Keeping linux updated is a simple hassle free task, unlike that other OS. On linux you can use a GUI app or update in a terminal. Both methods achieve the same result, but users usually have a preference. For me that’s the terminal.
It’s very important to keep your system up to date to keep it protected against vulnerabilities. Hackers are always trying new and different ways to obtain your valuable data. Updating will also install software improvements and new features when available.
Update With a GUI
Most linux distributions come with a GUI app to install updates. I’m currently using Xubuntu which comes with “Software Updater”. It’s a simple app that checks for updates and installs them for you.
Now in my experience with the GUI app in both Ubuntu and Xubuntu, if an application repository changes name you do not get a prompt to confirm this. This is a problem because without your consent, that particular app is not updated and held back. This is why I prefer and recommend the terminal to update since it always gives you the prompt to confirm the repo name change.
Update In Terminal
Updating linux software in the terminal is actually quite simple and only requires two commands.
We will be going over updating Debian and Debian based distros like Ubuntu and all of its derivatives with APT. The Advanced Package Tool(APT) is the command line tool for managing software efficiently from your terminal.
Update software database:
First we need to update the local software database with the latest software as follows:
sudo apt update
Get:34 http://mirror.umd.edu/ubuntu bionic-security/main amd64 Packages [531 kB] Get:35 http://mirror.umd.edu/ubuntu bionic-security/main i386 Packages [382 kB] Get:36 http://mirror.umd.edu/ubuntu bionic-security/main amd64 DEP-11 Metadata [38.5 kB] Get:42 http://mirror.umd.edu/ubuntu bionic-security/universe DEP-11 48x48 Icons [16.4 kB] Get:43 http://mirror.umd.edu/ubuntu bionic-security/universe DEP-11 64x64 Icons [108 kB] Get:44 http://mirror.umd.edu/ubuntu bionic-security/multiverse amd64 DEP-11 Metadata [2,464 B] Fetched 8,178 kB in 12s (660 kB/s) Reading package lists... Done Building dependency tree Reading state information... Done 7 packages can be upgraded. Run 'apt list --upgradable' to see them.

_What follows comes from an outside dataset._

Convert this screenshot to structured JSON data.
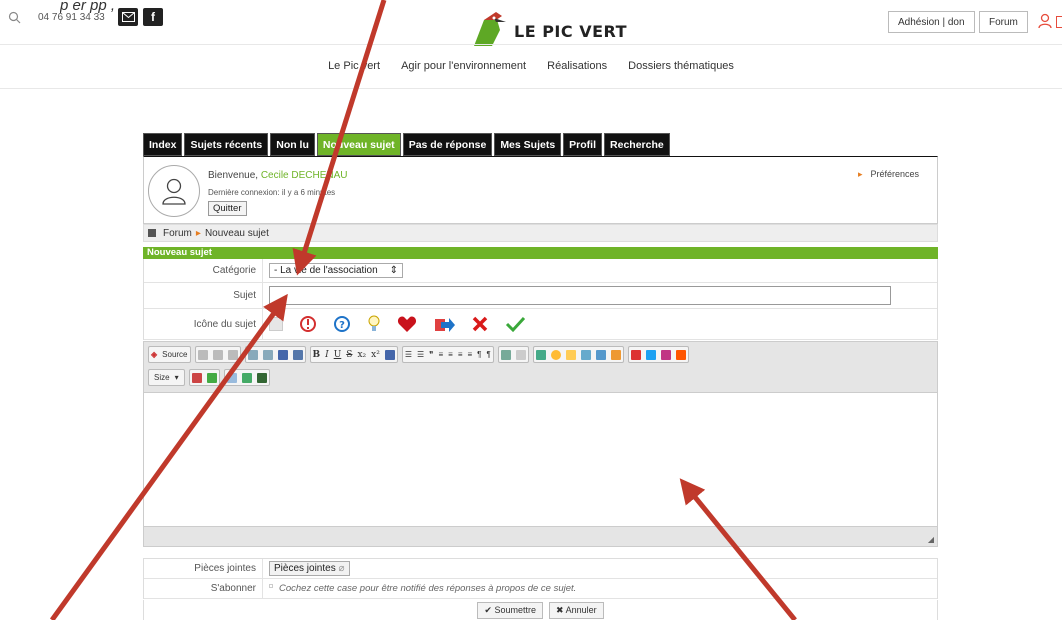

Perform the upgrade:
Once the software database updates, then you can update all the software on your system as follows:
sudo apt upgrade
Reading package lists... Done Building dependency tree Reading state information... Done Calculating upgrade... Done The following NEW packages will be installed: linux-headers-5.0.0-32 linux-headers-5.0.0-32-generic linux-image-5.0.0-32-generic linux-modules-5.0.0-32-generic linux-modules-extra-5.0.0-32-generic The following packages will be upgraded: distro-info-data libtiff5 libtiff5:i386 linux-generic-hwe-18.04 linux-headers-generic-hwe-18.04 linux-image-generic-hwe-18.04 linux-libc-dev 7 upgraded, 5 newly installed, 0 to remove and 0 not upgraded. Need to get 68.7 MB of archives. After this operation, 332 MB of additional disk space will be used. Do you want to continue? [Y/n]
You rarely ever need to reboot after an update unless you also receive a kernel update(linux-headers). After running the second command above, if you see any kernel update mentioned in your terminal, then you should reboot your PC after the update process is done.
Update and upgrade in a one line command:
This one line command combines the previous two commands in a single one-liner. You’ll notice it contains a “-y” switch at the end. This will automatically say “yes” to the prompt asking if you wish to update.
sudo apt update && sudo apt upgrade -y
Update a single package(application):
If you only wish to update a single package and not the entire system, you can run the following command: Replace “package_name” with the package you wish to update
sudo apt upgrade package_name
Updating linux in the terminal is easier than what some new linux users think. I really recommend going forward that you use this method as your preferred way of keeping your system up to date.
Well that is all for this quick look at updating linux in a terminal.Tags: tutorials, linux